The most often cited reason for not dealing with underperformers is that the organization just makes it too hard for us to discipline or fire a developer. There can be a number of steps required in dealing with poor attendance, poor performance or poor attitude of a developer. For example, the standard way to address serious individual performance shortfalls in the United States is to use a Performance Improvement Plan (PIP). These are a huge pain to even create (much less monitor) because, to avoid an employee lawsuit, they typically require the involvement of HR and multiple layers of management. When the employee is on a PIP, the manager has to have weekly conversations with the employee about the objective criteria in the PIP. One of them usually is to show up at work at 9am. If the employee repeatedly failed to do so then the manager has to listen to explanations "why" over and over again. The manager then has to document this, etc. A huge, huge pain.
Another reason could be the tendency for managers to blame low performance and turnover on developers, rather than on oneself or on the organization. Psychologists have long recognized that people often overestimate the role of personality and underestimate the power of the situation in shaping human behavior. Managers tend to believe that people act the way they do because of who they are. By blaming developers for performance problems or retention issues, managers free themselves from doing the hard work of considering how their own management style affects developers satisfaction, performance, and turnover.
Yet another reason cited, especially underperforming managers, is that they leave poor performers in place because they want the company to be seen as humane. Managers could remove all the difficult parts of an underachiever's job and delegate them; in a vain attempt to help the poor performer cope. Why don't companies act? Some fear it would lower morale, which is nonsense. Debra Dunn, a senior executive at Hewlett-Packard, puts it like this: "I feel there is no greater disrespect you can do to a person than to let them hang out in a job where they are not respected by their peers, not viewed as successful, and probably losing their self-esteem. To do that under the guise of respect for people is, to me, ridiculous."
The real reason is that some managers are lazy. Lazy managers do not want to know who their poor performers are because that requires taking action and the action requires a lot of unwanted, unpleasant work on their part.

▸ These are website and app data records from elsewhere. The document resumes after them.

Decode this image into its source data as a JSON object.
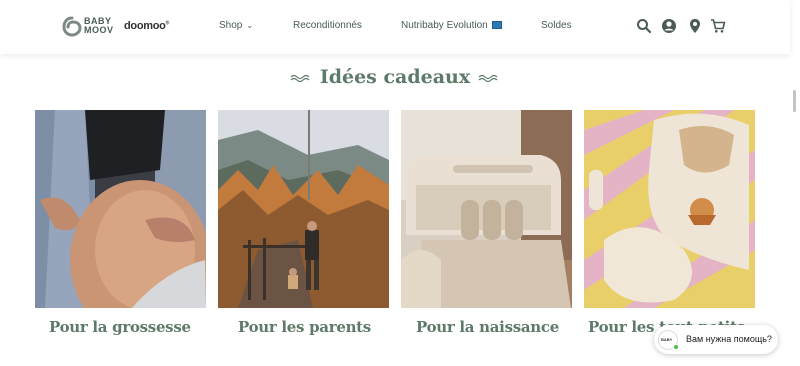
{
  "header": {
    "logo_text_line1": "BABY",
    "logo_text_line2": "MOOV",
    "doomoo_label": "doomoo",
    "nav": [
      {
        "label": "Shop"
      },
      {
        "label": "Reconditionnés"
      },
      {
        "label": "Nutribaby Evolution"
      },
      {
        "label": "Soldes"
      }
    ],
    "icons": [
      "search-icon",
      "account-icon",
      "location-pin-icon",
      "cart-icon"
    ]
  },
  "section": {
    "title": "Idées cadeaux"
  },
  "cards": [
    {
      "label": "Pour la grossesse"
    },
    {
      "label": "Pour les parents"
    },
    {
      "label": "Pour la naissance"
    },
    {
      "label": "Pour les tout-petits"
    }
  ],
  "chat": {
    "text": "Вам нужна помощь?"
  },
  "colors": {
    "accent": "#5e7a6a",
    "text": "#4a5a55",
    "online": "#47c044"
  }
}
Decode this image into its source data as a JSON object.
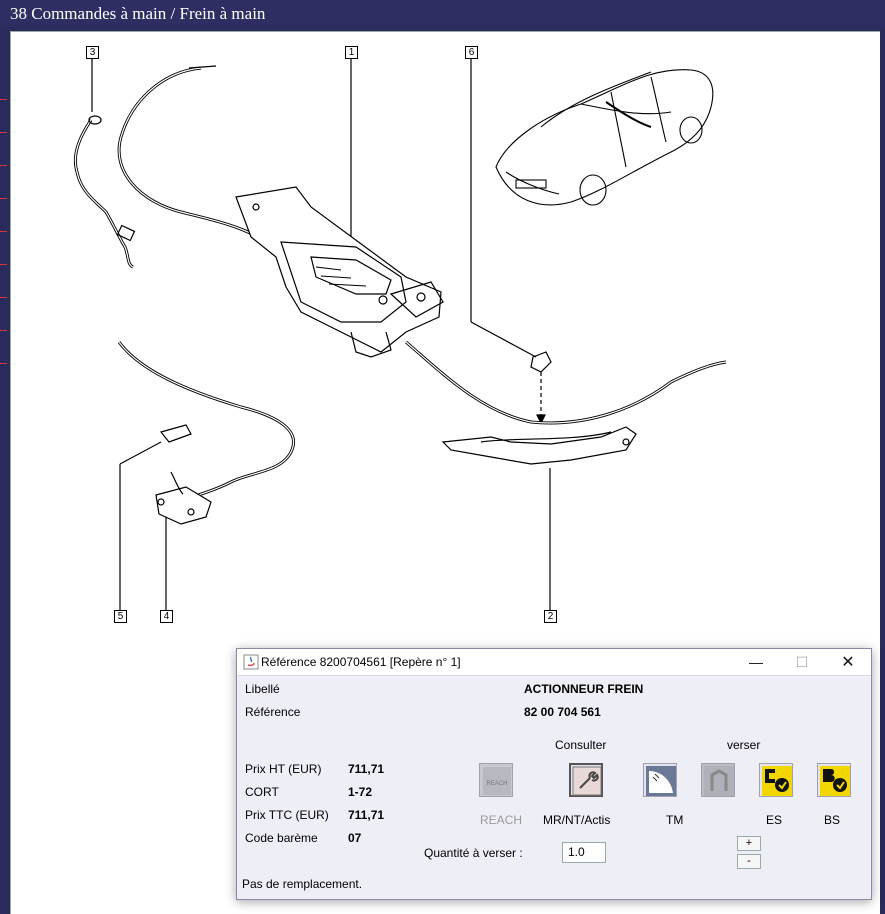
{
  "window": {
    "title": "38 Commandes à main / Frein à main"
  },
  "callouts": [
    "1",
    "2",
    "3",
    "4",
    "5",
    "6"
  ],
  "dialog": {
    "title": "Référence 8200704561 [Repère n° 1]",
    "libelle_label": "Libellé",
    "libelle_value": "ACTIONNEUR FREIN",
    "reference_label": "Référence",
    "reference_value": "82 00 704 561",
    "consulter_label": "Consulter",
    "verser_label": "verser",
    "prix_ht_label": "Prix HT (EUR)",
    "prix_ht_value": "711,71",
    "cort_label": "CORT",
    "cort_value": "1-72",
    "prix_ttc_label": "Prix TTC (EUR)",
    "prix_ttc_value": "711,71",
    "code_bareme_label": "Code barème",
    "code_bareme_value": "07",
    "buttons": {
      "reach": "REACH",
      "reach_icon_text": "REACH",
      "mr": "MR/NT/Actis",
      "tm": "TM",
      "es": "ES",
      "bs": "BS"
    },
    "quantite_label": "Quantité à verser :",
    "quantite_value": "1.0",
    "plus": "+",
    "minus": "-",
    "status": "Pas de remplacement."
  },
  "colors": {
    "frame": "#2b2b5c",
    "dialog_bg": "#eeeef6",
    "icon_yellow": "#f2d600"
  }
}
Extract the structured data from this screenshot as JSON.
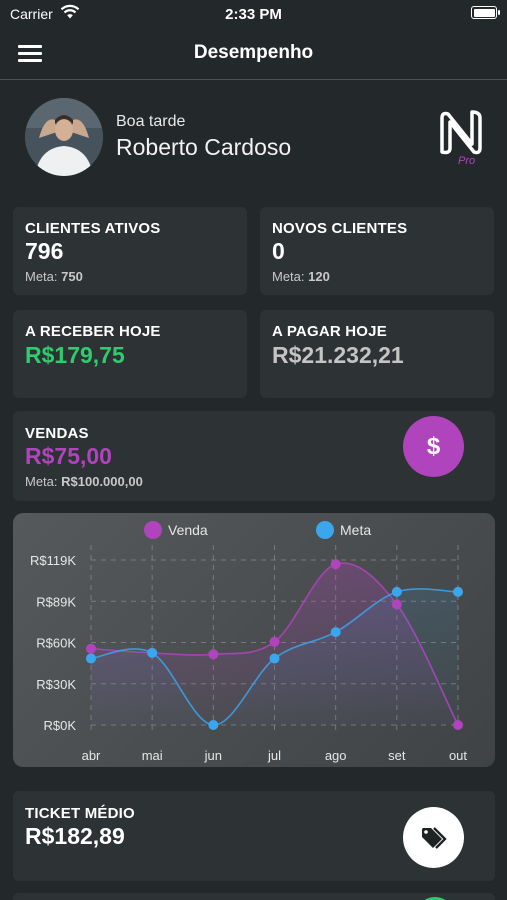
{
  "status_bar": {
    "carrier": "Carrier",
    "time": "2:33 PM"
  },
  "nav": {
    "title": "Desempenho"
  },
  "profile": {
    "greeting": "Boa tarde",
    "name": "Roberto Cardoso"
  },
  "cards": {
    "clientes_ativos": {
      "label": "CLIENTES ATIVOS",
      "value": "796",
      "meta_label": "Meta:",
      "meta_value": "750"
    },
    "novos_clientes": {
      "label": "NOVOS CLIENTES",
      "value": "0",
      "meta_label": "Meta:",
      "meta_value": "120"
    },
    "a_receber": {
      "label": "A RECEBER HOJE",
      "value": "R$179,75"
    },
    "a_pagar": {
      "label": "A PAGAR HOJE",
      "value": "R$21.232,21"
    },
    "vendas": {
      "label": "VENDAS",
      "value": "R$75,00",
      "meta_label": "Meta:",
      "meta_value": "R$100.000,00",
      "button_icon": "dollar-icon"
    },
    "ticket_medio": {
      "label": "TICKET MÉDIO",
      "value": "R$182,89",
      "button_icon": "tag-icon"
    }
  },
  "colors": {
    "venda": "#b044bd",
    "meta": "#3aa6ee",
    "receber": "#2ecc6e",
    "pagar": "#c4c4c4"
  },
  "chart_data": {
    "type": "line",
    "categories": [
      "abr",
      "mai",
      "jun",
      "jul",
      "ago",
      "set",
      "out"
    ],
    "y_ticks": [
      "R$0K",
      "R$30K",
      "R$60K",
      "R$89K",
      "R$119K"
    ],
    "ylim": [
      0,
      119000
    ],
    "grid": true,
    "legend_position": "top",
    "series": [
      {
        "name": "Venda",
        "color": "#b044bd",
        "values": [
          55000,
          52000,
          51000,
          60000,
          116000,
          87000,
          0
        ]
      },
      {
        "name": "Meta",
        "color": "#3aa6ee",
        "values": [
          48000,
          52000,
          0,
          48000,
          67000,
          96000,
          96000
        ]
      }
    ]
  }
}
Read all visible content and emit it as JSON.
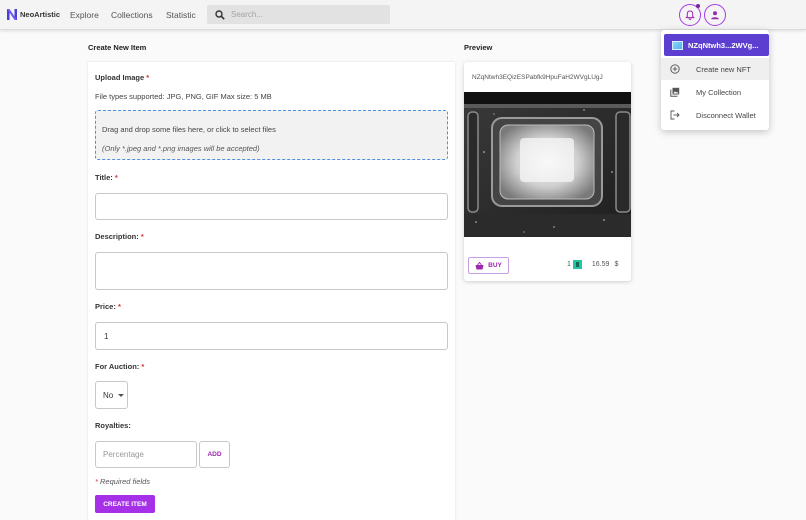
{
  "navbar": {
    "logo_text": "NeoArtistic",
    "links": [
      "Explore",
      "Collections",
      "Statistic"
    ],
    "search_placeholder": "Search..."
  },
  "account_menu": {
    "wallet_short": "NZqNtwh3...2WVg...",
    "items": [
      "Create new NFT",
      "My Collection",
      "Disconnect Wallet"
    ],
    "active_item": "Create new NFT"
  },
  "form": {
    "heading": "Create New Item",
    "upload_label": "Upload Image",
    "upload_hint": "File types supported: JPG, PNG, GIF Max size: 5 MB",
    "dropzone_text": "Drag and drop some files here, or click to select files",
    "dropzone_note": "(Only *.jpeg and *.png images will be accepted)",
    "title_label": "Title:",
    "title_value": "",
    "description_label": "Description:",
    "description_value": "",
    "price_label": "Price:",
    "price_value": "1",
    "auction_label": "For Auction:",
    "auction_value": "No",
    "royalties_label": "Royalties:",
    "royalties_placeholder": "Percentage",
    "add_label": "ADD",
    "required_note": "Required fields",
    "required_mark": "*",
    "submit_label": "CREATE ITEM"
  },
  "preview": {
    "heading": "Preview",
    "address": "NZqNtwh3EQizESPabfk9HpuFaH2WVgLUgJ",
    "buy_label": "BUY",
    "quantity": "1",
    "price": "16.59",
    "currency_symbol": "$"
  },
  "colors": {
    "accent": "#a630e8",
    "menu_header": "#5c3fd1",
    "dropzone_border": "#4f8fe0",
    "required": "#d32f2f"
  }
}
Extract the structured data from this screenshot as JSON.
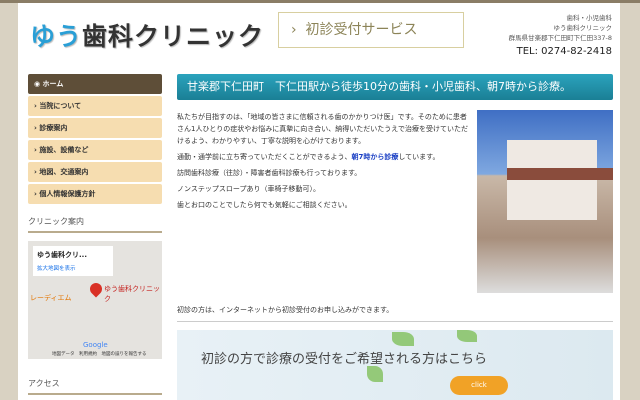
{
  "header": {
    "logo_accent": "ゆう",
    "logo_rest": "歯科クリニック",
    "service_button": "初診受付サービス",
    "info": [
      "歯科・小児歯科",
      "ゆう歯科クリニック",
      "群馬県甘楽郡下仁田町下仁田337-8"
    ],
    "tel": "TEL: 0274-82-2418"
  },
  "nav": [
    "ホーム",
    "当院について",
    "診療案内",
    "施設、設備など",
    "地図、交通案内",
    "個人情報保護方針"
  ],
  "sidebar": {
    "clinic_heading": "クリニック案内",
    "access_heading": "アクセス",
    "map": {
      "card_title": "ゆう歯科クリ...",
      "card_link": "拡大地図を表示",
      "place": "ゆう歯科クリニック",
      "poi": "レーディエム",
      "google": "Google",
      "footer": "地図データ　利用規約　地図の誤りを報告する"
    }
  },
  "main": {
    "title": "甘楽郡下仁田町　下仁田駅から徒歩10分の歯科・小児歯科、朝7時から診療。",
    "p1": "私たちが目指すのは、「地域の皆さまに信頼される歯のかかりつけ医」です。そのために患者さん1人ひとりの症状やお悩みに真摯に向き合い、納得いただいたうえで治療を受けていただけるよう、わかりやすい、丁寧な説明を心がけております。",
    "p2a": "通勤・通学前に立ち寄っていただくことができるよう、",
    "p2b": "朝7時から診療",
    "p2c": "しています。",
    "p3": "訪問歯科診療（往診）・障害者歯科診療も行っております。",
    "p4": "ノンステップスロープあり（車椅子移動可）。",
    "p5": "歯とお口のことでしたら何でも気軽にご相談ください。",
    "lead": "初診の方は、インターネットから初診受付のお申し込みができます。",
    "banner_text": "初診の方で診療の受付をご希望される方はこちら",
    "click": "click"
  }
}
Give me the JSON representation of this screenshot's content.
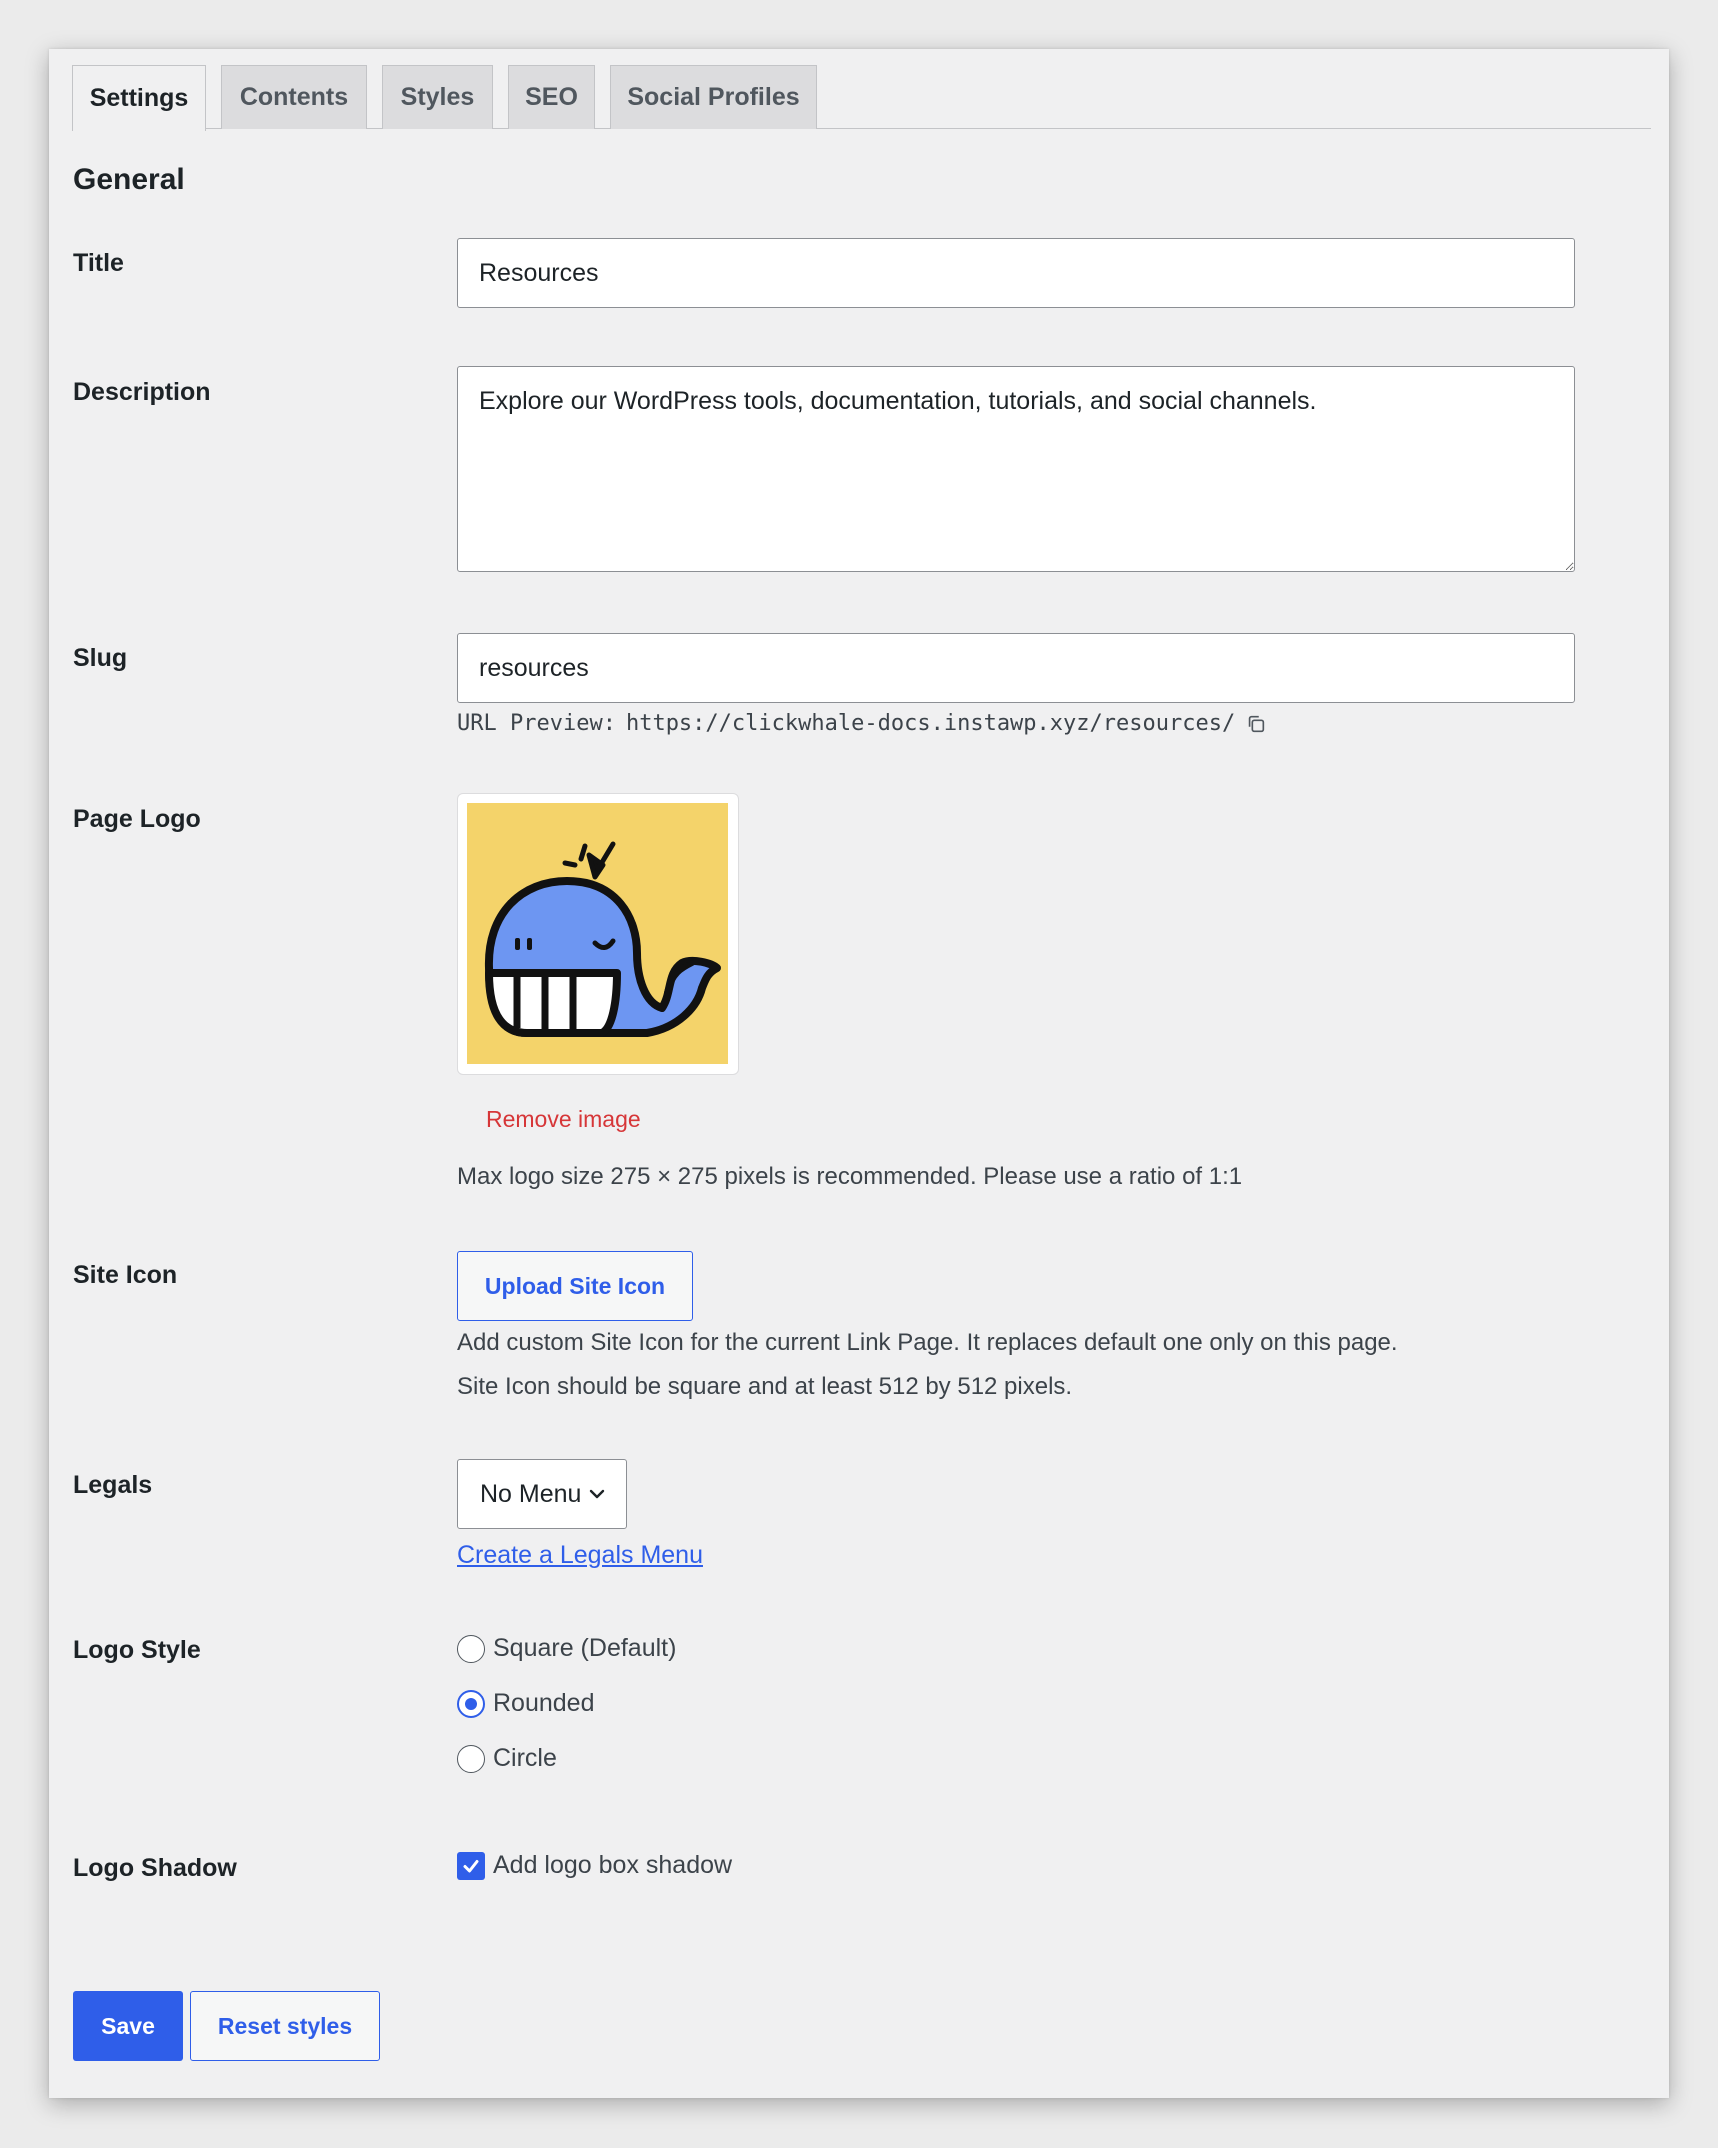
{
  "tabs": [
    {
      "label": "Settings",
      "active": true
    },
    {
      "label": "Contents",
      "active": false
    },
    {
      "label": "Styles",
      "active": false
    },
    {
      "label": "SEO",
      "active": false
    },
    {
      "label": "Social Profiles",
      "active": false
    }
  ],
  "general": {
    "heading": "General",
    "title": {
      "label": "Title",
      "value": "Resources"
    },
    "description": {
      "label": "Description",
      "value": "Explore our WordPress tools, documentation, tutorials, and social channels."
    },
    "slug": {
      "label": "Slug",
      "value": "resources",
      "url_preview_label": "URL Preview:",
      "url_preview": "https://clickwhale-docs.instawp.xyz/resources/"
    },
    "page_logo": {
      "label": "Page Logo",
      "remove_label": "Remove image",
      "help": "Max logo size 275 × 275 pixels is recommended. Please use a ratio of 1:1",
      "logo_background": "#f4d36a"
    },
    "site_icon": {
      "label": "Site Icon",
      "button_label": "Upload Site Icon",
      "help_line1": "Add custom Site Icon for the current Link Page. It replaces default one only on this page.",
      "help_line2": "Site Icon should be square and at least 512 by 512 pixels."
    },
    "legals": {
      "label": "Legals",
      "selected": "No Menu",
      "link_label": "Create a Legals Menu"
    },
    "logo_style": {
      "label": "Logo Style",
      "options": [
        {
          "label": "Square (Default)",
          "checked": false
        },
        {
          "label": "Rounded",
          "checked": true
        },
        {
          "label": "Circle",
          "checked": false
        }
      ]
    },
    "logo_shadow": {
      "label": "Logo Shadow",
      "checkbox_label": "Add logo box shadow",
      "checked": true
    }
  },
  "actions": {
    "save_label": "Save",
    "reset_label": "Reset styles"
  },
  "colors": {
    "accent": "#2f5ee9",
    "danger": "#d63638"
  }
}
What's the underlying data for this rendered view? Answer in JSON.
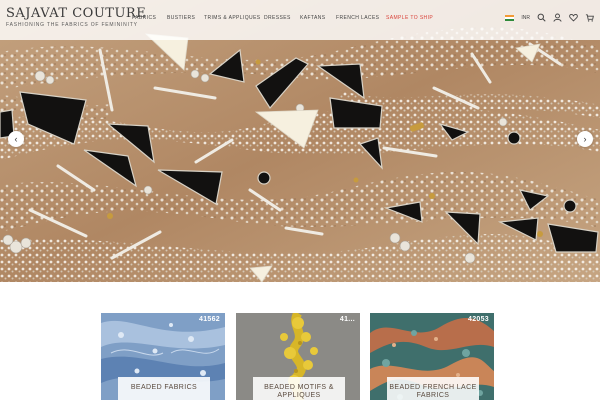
{
  "brand": {
    "name": "SAJAVAT COUTURE",
    "tagline": "FASHIONING THE FABRICS OF FEMININITY"
  },
  "nav": {
    "items": [
      {
        "label": "FABRICS"
      },
      {
        "label": "BUSTIERS"
      },
      {
        "label": "TRIMS & APPLIQUES"
      },
      {
        "label": "DRESSES"
      },
      {
        "label": "KAFTANS"
      },
      {
        "label": "FRENCH LACES"
      },
      {
        "label": "SAMPLE TO SHIP"
      }
    ],
    "sale_color": "#d9433a"
  },
  "utilities": {
    "currency": "INR",
    "icons": [
      "india-flag-icon",
      "search-icon",
      "user-icon",
      "heart-icon",
      "cart-icon"
    ]
  },
  "hero": {
    "prev_icon": "‹",
    "next_icon": "›"
  },
  "categories": [
    {
      "code": "41562",
      "label": "BEADED FABRICS"
    },
    {
      "code": "41...",
      "label": "BEADED MOTIFS & APPLIQUES"
    },
    {
      "code": "42053",
      "label": "BEADED FRENCH LACE FABRICS"
    }
  ]
}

1. McGrath, R. G. (2001). Exploratory learning, innovative capacity, and managerial oversight. Academy of Management Journal, 44(1), 116–131.